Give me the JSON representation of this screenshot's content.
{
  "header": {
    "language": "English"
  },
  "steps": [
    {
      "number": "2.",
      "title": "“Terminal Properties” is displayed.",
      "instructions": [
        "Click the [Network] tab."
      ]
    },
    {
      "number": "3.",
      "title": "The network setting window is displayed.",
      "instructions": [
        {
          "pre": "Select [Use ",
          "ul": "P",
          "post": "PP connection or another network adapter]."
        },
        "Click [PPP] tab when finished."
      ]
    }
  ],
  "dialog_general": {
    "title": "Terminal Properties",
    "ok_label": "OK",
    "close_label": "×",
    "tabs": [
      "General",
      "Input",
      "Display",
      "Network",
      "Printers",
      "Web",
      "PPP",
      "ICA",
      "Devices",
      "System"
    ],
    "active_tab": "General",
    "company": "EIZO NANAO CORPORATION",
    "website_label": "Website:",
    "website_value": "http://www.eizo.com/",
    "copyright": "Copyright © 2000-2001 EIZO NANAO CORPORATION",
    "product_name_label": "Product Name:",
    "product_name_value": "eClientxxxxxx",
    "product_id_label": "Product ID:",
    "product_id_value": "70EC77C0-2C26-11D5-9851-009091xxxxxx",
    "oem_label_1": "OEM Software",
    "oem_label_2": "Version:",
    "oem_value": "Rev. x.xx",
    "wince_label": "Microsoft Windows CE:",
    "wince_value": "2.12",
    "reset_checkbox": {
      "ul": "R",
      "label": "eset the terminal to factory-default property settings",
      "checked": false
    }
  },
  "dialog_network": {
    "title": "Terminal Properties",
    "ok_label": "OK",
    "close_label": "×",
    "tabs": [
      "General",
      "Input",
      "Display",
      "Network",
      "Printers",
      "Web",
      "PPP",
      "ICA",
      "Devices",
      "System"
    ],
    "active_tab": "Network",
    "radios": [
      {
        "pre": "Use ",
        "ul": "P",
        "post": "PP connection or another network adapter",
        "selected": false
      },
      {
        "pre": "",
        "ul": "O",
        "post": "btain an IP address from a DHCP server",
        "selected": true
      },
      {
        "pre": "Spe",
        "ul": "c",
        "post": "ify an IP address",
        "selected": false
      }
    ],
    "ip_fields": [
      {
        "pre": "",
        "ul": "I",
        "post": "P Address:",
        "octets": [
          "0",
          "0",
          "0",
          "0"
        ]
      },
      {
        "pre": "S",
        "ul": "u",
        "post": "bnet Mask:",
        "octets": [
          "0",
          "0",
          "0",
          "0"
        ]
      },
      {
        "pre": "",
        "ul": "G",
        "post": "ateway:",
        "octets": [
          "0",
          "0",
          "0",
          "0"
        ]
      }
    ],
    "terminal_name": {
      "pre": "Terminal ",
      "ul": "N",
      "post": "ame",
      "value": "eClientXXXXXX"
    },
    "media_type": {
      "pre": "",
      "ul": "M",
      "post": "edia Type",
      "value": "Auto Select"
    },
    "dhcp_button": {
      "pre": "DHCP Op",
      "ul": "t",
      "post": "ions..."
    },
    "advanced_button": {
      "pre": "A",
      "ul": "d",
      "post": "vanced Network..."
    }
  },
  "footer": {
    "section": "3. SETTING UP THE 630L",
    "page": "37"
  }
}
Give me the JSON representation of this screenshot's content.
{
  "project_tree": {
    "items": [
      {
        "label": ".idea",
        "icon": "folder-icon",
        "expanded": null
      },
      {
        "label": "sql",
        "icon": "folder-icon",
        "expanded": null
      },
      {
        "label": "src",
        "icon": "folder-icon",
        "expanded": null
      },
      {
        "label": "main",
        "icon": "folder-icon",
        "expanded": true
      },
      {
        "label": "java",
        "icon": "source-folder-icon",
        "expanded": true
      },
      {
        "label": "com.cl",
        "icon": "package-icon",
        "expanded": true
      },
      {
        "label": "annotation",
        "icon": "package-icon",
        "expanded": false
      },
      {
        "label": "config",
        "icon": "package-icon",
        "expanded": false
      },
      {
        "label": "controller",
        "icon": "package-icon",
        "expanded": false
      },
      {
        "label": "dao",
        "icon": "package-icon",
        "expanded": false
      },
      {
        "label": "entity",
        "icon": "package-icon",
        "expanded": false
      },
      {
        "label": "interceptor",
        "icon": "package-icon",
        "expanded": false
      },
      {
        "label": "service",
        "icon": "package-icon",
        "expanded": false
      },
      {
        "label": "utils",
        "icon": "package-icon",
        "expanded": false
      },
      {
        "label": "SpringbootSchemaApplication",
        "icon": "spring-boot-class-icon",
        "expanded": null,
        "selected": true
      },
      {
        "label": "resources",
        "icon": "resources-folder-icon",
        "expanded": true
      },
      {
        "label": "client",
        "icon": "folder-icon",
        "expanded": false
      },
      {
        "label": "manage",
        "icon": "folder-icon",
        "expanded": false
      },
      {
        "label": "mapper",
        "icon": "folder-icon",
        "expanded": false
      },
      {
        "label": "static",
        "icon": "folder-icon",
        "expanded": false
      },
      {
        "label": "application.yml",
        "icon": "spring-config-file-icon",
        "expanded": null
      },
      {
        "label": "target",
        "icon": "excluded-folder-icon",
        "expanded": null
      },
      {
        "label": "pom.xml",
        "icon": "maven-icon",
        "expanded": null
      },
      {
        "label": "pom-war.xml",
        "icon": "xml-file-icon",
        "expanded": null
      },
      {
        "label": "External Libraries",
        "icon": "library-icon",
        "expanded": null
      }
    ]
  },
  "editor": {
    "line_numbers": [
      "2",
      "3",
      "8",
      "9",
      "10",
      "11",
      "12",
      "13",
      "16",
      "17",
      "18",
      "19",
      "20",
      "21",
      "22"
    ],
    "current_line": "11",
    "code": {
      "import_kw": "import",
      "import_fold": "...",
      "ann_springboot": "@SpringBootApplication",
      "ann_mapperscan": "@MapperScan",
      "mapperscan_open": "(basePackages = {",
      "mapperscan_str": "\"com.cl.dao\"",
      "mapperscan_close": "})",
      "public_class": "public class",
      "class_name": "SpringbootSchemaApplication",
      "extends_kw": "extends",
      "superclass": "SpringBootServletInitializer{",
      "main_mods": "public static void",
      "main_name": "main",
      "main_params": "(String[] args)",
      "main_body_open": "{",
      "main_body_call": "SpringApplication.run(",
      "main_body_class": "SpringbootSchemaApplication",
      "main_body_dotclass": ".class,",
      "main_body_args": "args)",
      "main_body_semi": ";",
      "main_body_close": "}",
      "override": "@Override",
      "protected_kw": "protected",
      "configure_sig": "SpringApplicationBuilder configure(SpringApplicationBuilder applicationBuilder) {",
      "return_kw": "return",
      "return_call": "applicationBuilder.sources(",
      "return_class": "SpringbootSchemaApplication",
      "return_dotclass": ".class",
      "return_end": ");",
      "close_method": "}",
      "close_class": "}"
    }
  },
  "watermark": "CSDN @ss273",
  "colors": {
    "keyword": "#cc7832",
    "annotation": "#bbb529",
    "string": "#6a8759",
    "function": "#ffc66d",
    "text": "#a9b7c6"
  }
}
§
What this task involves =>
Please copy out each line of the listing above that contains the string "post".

Exercise result =>
          "post": "PP connection or another network adapter]."
        "post": "PP connection or another network adapter",
        "post": "btain an IP address from a DHCP server",
        "post": "ify an IP address",
        "post": "P Address:",
        "post": "bnet Mask:",
        "post": "ateway:",
      "post": "ame",
      "post": "edia Type",
      "post": "ions..."
      "post": "vanced Network..."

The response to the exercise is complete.